The Court notes that this scenario was presented to the jury, which returned a verdict that the City was enforcing Section against the Plaintiff. While the Plaintiff may have hoped for a confrontation with police officers trying to enforce the Ordinance, this does not change the ultimate result. Having now found that the Ordinance is unconstitutional, it can now be said that the Plaintiff did indeed suffer a deprivation of his constitutional rights. While that deprivation may have lasted for only a day, or even just a few hours, the injury is no less real. Defendant's notice to Plaintiff may have served to mitigate damages, but the initial damage was already done.
While it is difficult indeed to put a monetary value on an intangible right as significant as free speech, that is the task the jury was asked to perform-and it did so. The Court finds that the jury's award of damages in the amount of $23,500 is not excessive.
The Plaintiff's prayer for relief also requests attorneys' fees under 42 U.S.C. § 1983. The Court, in its discretion, may allow a prevailing party in an action under § 1983 an award of attorneys' fees. 42 U.S.C. § 1988(b). As hereinafter provided, the parties will be given the opportunity of briefing the issue of whether the Court should award attorneys' fees to the Plaintiff.
Upon consideration of the foregoing, it is hereby ORDERED:
1. The Clerk is DIRECTED to enter judgment for the Plaintiff in the amount of $23,500, pursuant to the Jury. Verdict (Dkt.67), nunc pro tune to November 10, 1999.
2. By separate order entered this date, the Court has declared Ordinance 82-54 (January 10, 1983), codified as St. Augustine, Fla., Code of Ordinances ch. 22, art. I, § 22-6 unconstitutional on its face and as applied and has enjoined its enforcement.
3. The parties shall brief the issue of whether the Court should award attorneys' fees to the Plaintiff. Plaintiff's brief shall be filed on or before February 14, 2000. Defendant's responsive brief shall be filed within ten days of service of Plaintiff's brief. Such briefs shall not exceed seven (7) pages.

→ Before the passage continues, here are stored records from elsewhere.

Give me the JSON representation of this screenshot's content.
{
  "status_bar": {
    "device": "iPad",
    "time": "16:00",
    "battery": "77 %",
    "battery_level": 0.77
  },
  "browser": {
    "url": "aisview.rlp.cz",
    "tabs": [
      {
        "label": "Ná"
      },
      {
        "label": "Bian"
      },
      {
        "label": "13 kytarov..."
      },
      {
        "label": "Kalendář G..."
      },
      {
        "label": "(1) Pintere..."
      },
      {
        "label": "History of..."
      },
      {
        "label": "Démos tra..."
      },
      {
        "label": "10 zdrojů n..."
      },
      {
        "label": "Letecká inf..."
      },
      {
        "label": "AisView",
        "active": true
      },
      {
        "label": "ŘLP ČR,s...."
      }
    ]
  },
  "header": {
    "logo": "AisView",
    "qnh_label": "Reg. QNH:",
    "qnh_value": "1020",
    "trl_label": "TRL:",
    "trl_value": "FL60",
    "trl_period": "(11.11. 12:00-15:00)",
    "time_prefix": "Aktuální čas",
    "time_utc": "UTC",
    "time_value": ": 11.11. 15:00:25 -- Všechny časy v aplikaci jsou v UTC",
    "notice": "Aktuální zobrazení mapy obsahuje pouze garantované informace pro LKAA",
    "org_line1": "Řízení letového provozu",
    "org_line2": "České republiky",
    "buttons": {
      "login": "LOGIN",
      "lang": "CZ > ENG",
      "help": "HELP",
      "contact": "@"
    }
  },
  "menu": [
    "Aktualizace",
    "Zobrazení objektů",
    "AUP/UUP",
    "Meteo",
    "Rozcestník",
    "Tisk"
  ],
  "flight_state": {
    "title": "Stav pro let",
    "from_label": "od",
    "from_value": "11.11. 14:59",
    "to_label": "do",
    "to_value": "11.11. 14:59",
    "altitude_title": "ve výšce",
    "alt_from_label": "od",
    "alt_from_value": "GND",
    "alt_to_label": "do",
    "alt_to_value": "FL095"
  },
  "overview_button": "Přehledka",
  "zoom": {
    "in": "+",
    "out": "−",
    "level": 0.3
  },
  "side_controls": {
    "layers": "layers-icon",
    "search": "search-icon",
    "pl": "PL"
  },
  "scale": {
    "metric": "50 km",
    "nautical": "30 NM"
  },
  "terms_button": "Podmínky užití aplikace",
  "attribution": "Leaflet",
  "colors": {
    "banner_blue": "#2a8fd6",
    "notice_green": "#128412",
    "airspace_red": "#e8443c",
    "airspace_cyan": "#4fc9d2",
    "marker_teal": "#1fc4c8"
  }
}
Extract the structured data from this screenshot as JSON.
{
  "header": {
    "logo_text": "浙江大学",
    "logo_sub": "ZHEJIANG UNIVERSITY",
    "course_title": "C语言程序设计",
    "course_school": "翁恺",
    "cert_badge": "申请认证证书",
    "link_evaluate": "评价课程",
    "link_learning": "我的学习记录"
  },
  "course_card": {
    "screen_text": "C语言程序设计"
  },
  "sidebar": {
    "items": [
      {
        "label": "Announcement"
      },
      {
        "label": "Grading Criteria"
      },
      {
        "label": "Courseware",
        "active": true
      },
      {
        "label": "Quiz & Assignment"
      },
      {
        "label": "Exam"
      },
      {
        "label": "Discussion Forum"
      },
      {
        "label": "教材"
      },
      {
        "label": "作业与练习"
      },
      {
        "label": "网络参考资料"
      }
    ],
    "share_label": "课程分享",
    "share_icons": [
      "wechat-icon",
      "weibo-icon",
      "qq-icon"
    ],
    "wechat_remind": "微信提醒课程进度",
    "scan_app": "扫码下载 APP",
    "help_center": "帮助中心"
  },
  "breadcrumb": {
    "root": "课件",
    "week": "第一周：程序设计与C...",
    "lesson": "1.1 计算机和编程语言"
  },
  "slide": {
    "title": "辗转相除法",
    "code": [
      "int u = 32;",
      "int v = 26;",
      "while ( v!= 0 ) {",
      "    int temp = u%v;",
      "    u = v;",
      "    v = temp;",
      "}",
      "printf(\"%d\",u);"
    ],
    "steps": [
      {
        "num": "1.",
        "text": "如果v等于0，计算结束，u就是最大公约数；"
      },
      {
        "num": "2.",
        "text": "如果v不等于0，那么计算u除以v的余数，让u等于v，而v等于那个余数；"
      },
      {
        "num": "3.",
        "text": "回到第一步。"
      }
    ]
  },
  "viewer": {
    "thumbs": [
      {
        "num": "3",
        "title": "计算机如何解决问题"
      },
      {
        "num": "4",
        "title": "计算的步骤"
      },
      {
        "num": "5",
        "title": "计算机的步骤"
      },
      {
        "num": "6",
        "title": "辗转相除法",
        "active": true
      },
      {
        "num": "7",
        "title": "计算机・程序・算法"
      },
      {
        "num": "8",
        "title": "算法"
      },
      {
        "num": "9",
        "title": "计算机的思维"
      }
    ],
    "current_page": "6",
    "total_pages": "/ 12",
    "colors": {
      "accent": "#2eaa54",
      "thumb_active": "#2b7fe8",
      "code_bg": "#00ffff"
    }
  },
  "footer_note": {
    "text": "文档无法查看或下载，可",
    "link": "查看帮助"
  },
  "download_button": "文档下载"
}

DECLARATORY JUDGMENT AND PERMANENT INJUNCTION
Based upon the Court's findings and conclusions set forth in its memorandum Order (Dkt.69) entered this date, it is ORDERED and ADJUDGED:
1. City of St. Augustine Ordinance 8254 (January 10, 1983), codified as St. Augustine, Florida, Code of Ordinances ch. 22, art. I, § 22-6 is hereby DECLARED unconstitutional, under the First Amendment, on its face and as applied.
2. The Defendant, City of St. Augustine, Florida is hereby permanently enjoined from enforcing, or threatening to enforce, said Ordinance.